Activity >> Should any entry hold a picture, omit that picture and copy the rest of the entry exactly.

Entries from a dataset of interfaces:
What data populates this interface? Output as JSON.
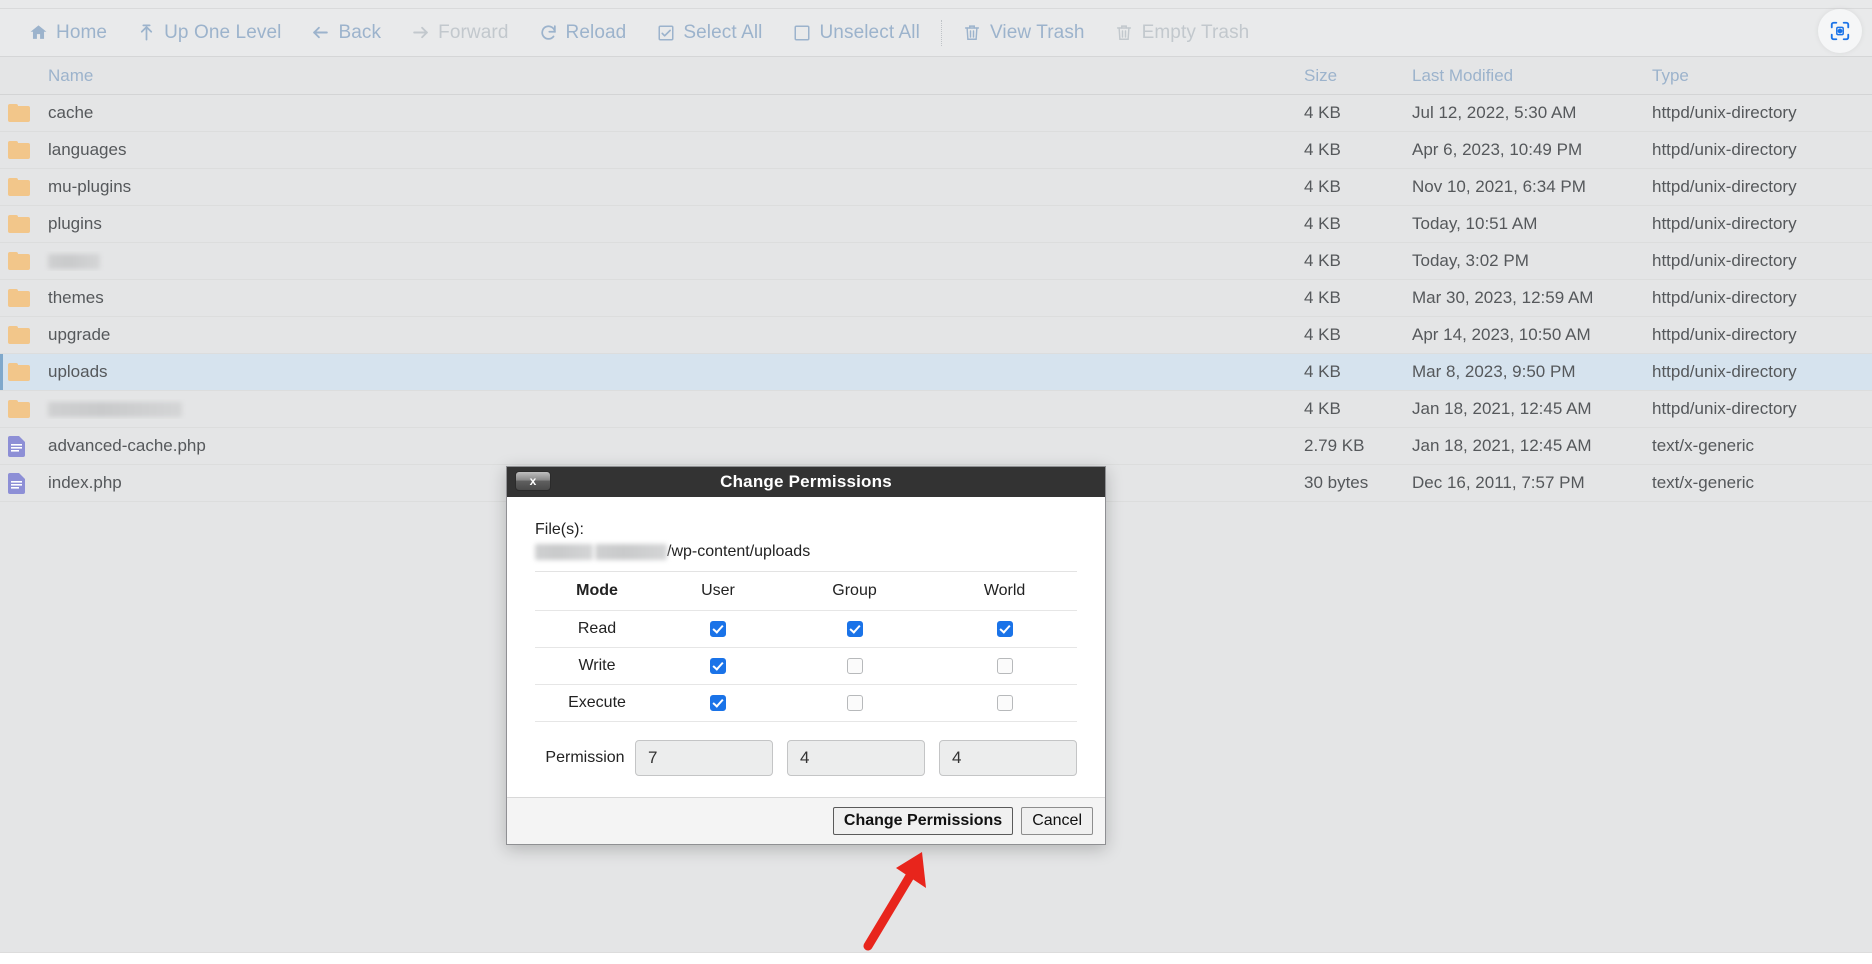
{
  "window": {
    "screenshot_badge_icon": "camera-focus-icon"
  },
  "toolbar": {
    "items": [
      {
        "label": "Home",
        "icon": "home-icon",
        "disabled": false
      },
      {
        "label": "Up One Level",
        "icon": "arrow-up-icon",
        "disabled": false
      },
      {
        "label": "Back",
        "icon": "arrow-left-icon",
        "disabled": false
      },
      {
        "label": "Forward",
        "icon": "arrow-right-icon",
        "disabled": true
      },
      {
        "label": "Reload",
        "icon": "reload-icon",
        "disabled": false
      },
      {
        "label": "Select All",
        "icon": "checkbox-checked-icon",
        "disabled": false
      },
      {
        "label": "Unselect All",
        "icon": "checkbox-empty-icon",
        "disabled": false
      },
      {
        "label": "View Trash",
        "icon": "trash-icon",
        "disabled": false
      },
      {
        "label": "Empty Trash",
        "icon": "trash-icon",
        "disabled": true
      }
    ],
    "accent_color": "#9cb3cc",
    "disabled_color": "#c2c8cd"
  },
  "filelist": {
    "columns": [
      "Name",
      "Size",
      "Last Modified",
      "Type"
    ],
    "rows": [
      {
        "icon": "folder-icon",
        "name": "cache",
        "redacted": false,
        "size": "4 KB",
        "modified": "Jul 12, 2022, 5:30 AM",
        "type": "httpd/unix-directory",
        "selected": false
      },
      {
        "icon": "folder-icon",
        "name": "languages",
        "redacted": false,
        "size": "4 KB",
        "modified": "Apr 6, 2023, 10:49 PM",
        "type": "httpd/unix-directory",
        "selected": false
      },
      {
        "icon": "folder-icon",
        "name": "mu-plugins",
        "redacted": false,
        "size": "4 KB",
        "modified": "Nov 10, 2021, 6:34 PM",
        "type": "httpd/unix-directory",
        "selected": false
      },
      {
        "icon": "folder-icon",
        "name": "plugins",
        "redacted": false,
        "size": "4 KB",
        "modified": "Today, 10:51 AM",
        "type": "httpd/unix-directory",
        "selected": false
      },
      {
        "icon": "folder-icon",
        "name": "",
        "redacted": true,
        "redact_width": "w1",
        "size": "4 KB",
        "modified": "Today, 3:02 PM",
        "type": "httpd/unix-directory",
        "selected": false
      },
      {
        "icon": "folder-icon",
        "name": "themes",
        "redacted": false,
        "size": "4 KB",
        "modified": "Mar 30, 2023, 12:59 AM",
        "type": "httpd/unix-directory",
        "selected": false
      },
      {
        "icon": "folder-icon",
        "name": "upgrade",
        "redacted": false,
        "size": "4 KB",
        "modified": "Apr 14, 2023, 10:50 AM",
        "type": "httpd/unix-directory",
        "selected": false
      },
      {
        "icon": "folder-icon",
        "name": "uploads",
        "redacted": false,
        "size": "4 KB",
        "modified": "Mar 8, 2023, 9:50 PM",
        "type": "httpd/unix-directory",
        "selected": true
      },
      {
        "icon": "folder-icon",
        "name": "",
        "redacted": true,
        "redact_width": "w2",
        "size": "4 KB",
        "modified": "Jan 18, 2021, 12:45 AM",
        "type": "httpd/unix-directory",
        "selected": false
      },
      {
        "icon": "file-icon",
        "name": "advanced-cache.php",
        "redacted": false,
        "size": "2.79 KB",
        "modified": "Jan 18, 2021, 12:45 AM",
        "type": "text/x-generic",
        "selected": false
      },
      {
        "icon": "file-icon",
        "name": "index.php",
        "redacted": false,
        "size": "30 bytes",
        "modified": "Dec 16, 2011, 7:57 PM",
        "type": "text/x-generic",
        "selected": false
      }
    ]
  },
  "dialog": {
    "title": "Change Permissions",
    "close_label": "x",
    "files_label": "File(s):",
    "path_suffix": "/wp-content/uploads",
    "path_redacted": true,
    "table": {
      "headers": [
        "Mode",
        "User",
        "Group",
        "World"
      ],
      "rows": [
        {
          "mode": "Read",
          "user": true,
          "group": true,
          "world": true
        },
        {
          "mode": "Write",
          "user": true,
          "group": false,
          "world": false
        },
        {
          "mode": "Execute",
          "user": true,
          "group": false,
          "world": false
        }
      ]
    },
    "permission_label": "Permission",
    "permission_values": {
      "user": "7",
      "group": "4",
      "world": "4"
    },
    "buttons": {
      "confirm": "Change Permissions",
      "cancel": "Cancel"
    },
    "checked_color": "#1a73e8"
  },
  "annotation": {
    "arrow_color": "#e8251c"
  }
}
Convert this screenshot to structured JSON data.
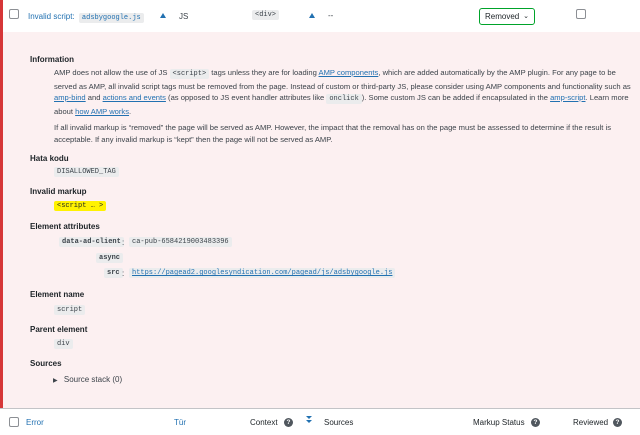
{
  "row": {
    "error_prefix": "Invalid script:",
    "error_code": "adsbygoogle.js",
    "type": "JS",
    "context": "<div>",
    "sources": "--",
    "status": "Removed"
  },
  "details": {
    "information_heading": "Information",
    "info_p1_a": "AMP does not allow the use of JS",
    "info_p1_code": "<script>",
    "info_p1_b": "tags unless they are for loading",
    "info_p1_link_amp_components": "AMP components",
    "info_p1_c": ", which are added automatically by the AMP plugin. For any page to be",
    "info_p1_line2": "served as AMP, all invalid script tags must be removed from the page. Instead of custom or third-party JS, please consider using AMP components and functionality such as",
    "info_p1_link_amp_bind": "amp-bind",
    "info_p1_and": "and",
    "info_p1_link_actions": "actions and events",
    "info_p1_d": "(as opposed to JS event handler attributes like",
    "info_p1_onclick": "onclick",
    "info_p1_e": "). Some custom JS can be added if encapsulated in the",
    "info_p1_link_amp_script": "amp-script",
    "info_p1_f": ". Learn more",
    "info_p1_about": "about",
    "info_p1_link_how": "how AMP works",
    "info_p1_end": ".",
    "info_p2_line1": "If all invalid markup is “removed” the page will be served as AMP. However, the impact that the removal has on the page must be assessed to determine if the result is",
    "info_p2_line2": "acceptable. If any invalid markup is “kept” then the page will not be served as AMP.",
    "error_code_heading": "Hata kodu",
    "error_code_value": "DISALLOWED_TAG",
    "invalid_markup_heading": "Invalid markup",
    "invalid_markup_value": "<script … >",
    "element_attributes_heading": "Element attributes",
    "attr1_name": "data-ad-client",
    "attr1_value": "ca-pub-6584219003483396",
    "attr2_name": "async",
    "attr3_name": "src",
    "attr3_value": "https://pagead2.googlesyndication.com/pagead/js/adsbygoogle.js",
    "element_name_heading": "Element name",
    "element_name_value": "script",
    "parent_element_heading": "Parent element",
    "parent_element_value": "div",
    "sources_heading": "Sources",
    "source_stack_label": "Source stack (0)"
  },
  "footer": {
    "col_error": "Error",
    "col_type": "Tür",
    "col_context": "Context",
    "col_sources": "Sources",
    "col_markup_status": "Markup Status",
    "col_reviewed": "Reviewed"
  },
  "colors": {
    "accent": "#d63638",
    "link": "#2271b1",
    "status_border": "#00a32a",
    "highlight": "#fff200"
  },
  "icons": {
    "sort_up": "triangle-up-icon",
    "help": "question-circle-icon",
    "chevron": "chevron-down-icon",
    "sort_both": "sort-arrows-icon",
    "disclosure": "triangle-right-icon"
  }
}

Response to the exercise >>
What data populates this interface? Output as JSON.
{
  "window": {
    "screenshot_badge_icon": "camera-focus-icon"
  },
  "toolbar": {
    "items": [
      {
        "label": "Home",
        "icon": "home-icon",
        "disabled": false
      },
      {
        "label": "Up One Level",
        "icon": "arrow-up-icon",
        "disabled": false
      },
      {
        "label": "Back",
        "icon": "arrow-left-icon",
        "disabled": false
      },
      {
        "label": "Forward",
        "icon": "arrow-right-icon",
        "disabled": true
      },
      {
        "label": "Reload",
        "icon": "reload-icon",
        "disabled": false
      },
      {
        "label": "Select All",
        "icon": "checkbox-checked-icon",
        "disabled": false
      },
      {
        "label": "Unselect All",
        "icon": "checkbox-empty-icon",
        "disabled": false
      },
      {
        "label": "View Trash",
        "icon": "trash-icon",
        "disabled": false
      },
      {
        "label": "Empty Trash",
        "icon": "trash-icon",
        "disabled": true
      }
    ],
    "accent_color": "#9cb3cc",
    "disabled_color": "#c2c8cd"
  },
  "filelist": {
    "columns": [
      "Name",
      "Size",
      "Last Modified",
      "Type"
    ],
    "rows": [
      {
        "icon": "folder-icon",
        "name": "cache",
        "redacted": false,
        "size": "4 KB",
        "modified": "Jul 12, 2022, 5:30 AM",
        "type": "httpd/unix-directory",
        "selected": false
      },
      {
        "icon": "folder-icon",
        "name": "languages",
        "redacted": false,
        "size": "4 KB",
        "modified": "Apr 6, 2023, 10:49 PM",
        "type": "httpd/unix-directory",
        "selected": false
      },
      {
        "icon": "folder-icon",
        "name": "mu-plugins",
        "redacted": false,
        "size": "4 KB",
        "modified": "Nov 10, 2021, 6:34 PM",
        "type": "httpd/unix-directory",
        "selected": false
      },
      {
        "icon": "folder-icon",
        "name": "plugins",
        "redacted": false,
        "size": "4 KB",
        "modified": "Today, 10:51 AM",
        "type": "httpd/unix-directory",
        "selected": false
      },
      {
        "icon": "folder-icon",
        "name": "",
        "redacted": true,
        "redact_width": "w1",
        "size": "4 KB",
        "modified": "Today, 3:02 PM",
        "type": "httpd/unix-directory",
        "selected": false
      },
      {
        "icon": "folder-icon",
        "name": "themes",
        "redacted": false,
        "size": "4 KB",
        "modified": "Mar 30, 2023, 12:59 AM",
        "type": "httpd/unix-directory",
        "selected": false
      },
      {
        "icon": "folder-icon",
        "name": "upgrade",
        "redacted": false,
        "size": "4 KB",
        "modified": "Apr 14, 2023, 10:50 AM",
        "type": "httpd/unix-directory",
        "selected": false
      },
      {
        "icon": "folder-icon",
        "name": "uploads",
        "redacted": false,
        "size": "4 KB",
        "modified": "Mar 8, 2023, 9:50 PM",
        "type": "httpd/unix-directory",
        "selected": true
      },
      {
        "icon": "folder-icon",
        "name": "",
        "redacted": true,
        "redact_width": "w2",
        "size": "4 KB",
        "modified": "Jan 18, 2021, 12:45 AM",
        "type": "httpd/unix-directory",
        "selected": false
      },
      {
        "icon": "file-icon",
        "name": "advanced-cache.php",
        "redacted": false,
        "size": "2.79 KB",
        "modified": "Jan 18, 2021, 12:45 AM",
        "type": "text/x-generic",
        "selected": false
      },
      {
        "icon": "file-icon",
        "name": "index.php",
        "redacted": false,
        "size": "30 bytes",
        "modified": "Dec 16, 2011, 7:57 PM",
        "type": "text/x-generic",
        "selected": false
      }
    ]
  },
  "dialog": {
    "title": "Change Permissions",
    "close_label": "x",
    "files_label": "File(s):",
    "path_suffix": "/wp-content/uploads",
    "path_redacted": true,
    "table": {
      "headers": [
        "Mode",
        "User",
        "Group",
        "World"
      ],
      "rows": [
        {
          "mode": "Read",
          "user": true,
          "group": true,
          "world": true
        },
        {
          "mode": "Write",
          "user": true,
          "group": false,
          "world": false
        },
        {
          "mode": "Execute",
          "user": true,
          "group": false,
          "world": false
        }
      ]
    },
    "permission_label": "Permission",
    "permission_values": {
      "user": "7",
      "group": "4",
      "world": "4"
    },
    "buttons": {
      "confirm": "Change Permissions",
      "cancel": "Cancel"
    },
    "checked_color": "#1a73e8"
  },
  "annotation": {
    "arrow_color": "#e8251c"
  }
}
Convert this screenshot to structured JSON data.
{
  "row": {
    "error_prefix": "Invalid script:",
    "error_code": "adsbygoogle.js",
    "type": "JS",
    "context": "<div>",
    "sources": "--",
    "status": "Removed"
  },
  "details": {
    "information_heading": "Information",
    "info_p1_a": "AMP does not allow the use of JS",
    "info_p1_code": "<script>",
    "info_p1_b": "tags unless they are for loading",
    "info_p1_link_amp_components": "AMP components",
    "info_p1_c": ", which are added automatically by the AMP plugin. For any page to be",
    "info_p1_line2": "served as AMP, all invalid script tags must be removed from the page. Instead of custom or third-party JS, please consider using AMP components and functionality such as",
    "info_p1_link_amp_bind": "amp-bind",
    "info_p1_and": "and",
    "info_p1_link_actions": "actions and events",
    "info_p1_d": "(as opposed to JS event handler attributes like",
    "info_p1_onclick": "onclick",
    "info_p1_e": "). Some custom JS can be added if encapsulated in the",
    "info_p1_link_amp_script": "amp-script",
    "info_p1_f": ". Learn more",
    "info_p1_about": "about",
    "info_p1_link_how": "how AMP works",
    "info_p1_end": ".",
    "info_p2_line1": "If all invalid markup is “removed” the page will be served as AMP. However, the impact that the removal has on the page must be assessed to determine if the result is",
    "info_p2_line2": "acceptable. If any invalid markup is “kept” then the page will not be served as AMP.",
    "error_code_heading": "Hata kodu",
    "error_code_value": "DISALLOWED_TAG",
    "invalid_markup_heading": "Invalid markup",
    "invalid_markup_value": "<script … >",
    "element_attributes_heading": "Element attributes",
    "attr1_name": "data-ad-client",
    "attr1_value": "ca-pub-6584219003483396",
    "attr2_name": "async",
    "attr3_name": "src",
    "attr3_value": "https://pagead2.googlesyndication.com/pagead/js/adsbygoogle.js",
    "element_name_heading": "Element name",
    "element_name_value": "script",
    "parent_element_heading": "Parent element",
    "parent_element_value": "div",
    "sources_heading": "Sources",
    "source_stack_label": "Source stack (0)"
  },
  "footer": {
    "col_error": "Error",
    "col_type": "Tür",
    "col_context": "Context",
    "col_sources": "Sources",
    "col_markup_status": "Markup Status",
    "col_reviewed": "Reviewed"
  },
  "colors": {
    "accent": "#d63638",
    "link": "#2271b1",
    "status_border": "#00a32a",
    "highlight": "#fff200"
  },
  "icons": {
    "sort_up": "triangle-up-icon",
    "help": "question-circle-icon",
    "chevron": "chevron-down-icon",
    "sort_both": "sort-arrows-icon",
    "disclosure": "triangle-right-icon"
  }
}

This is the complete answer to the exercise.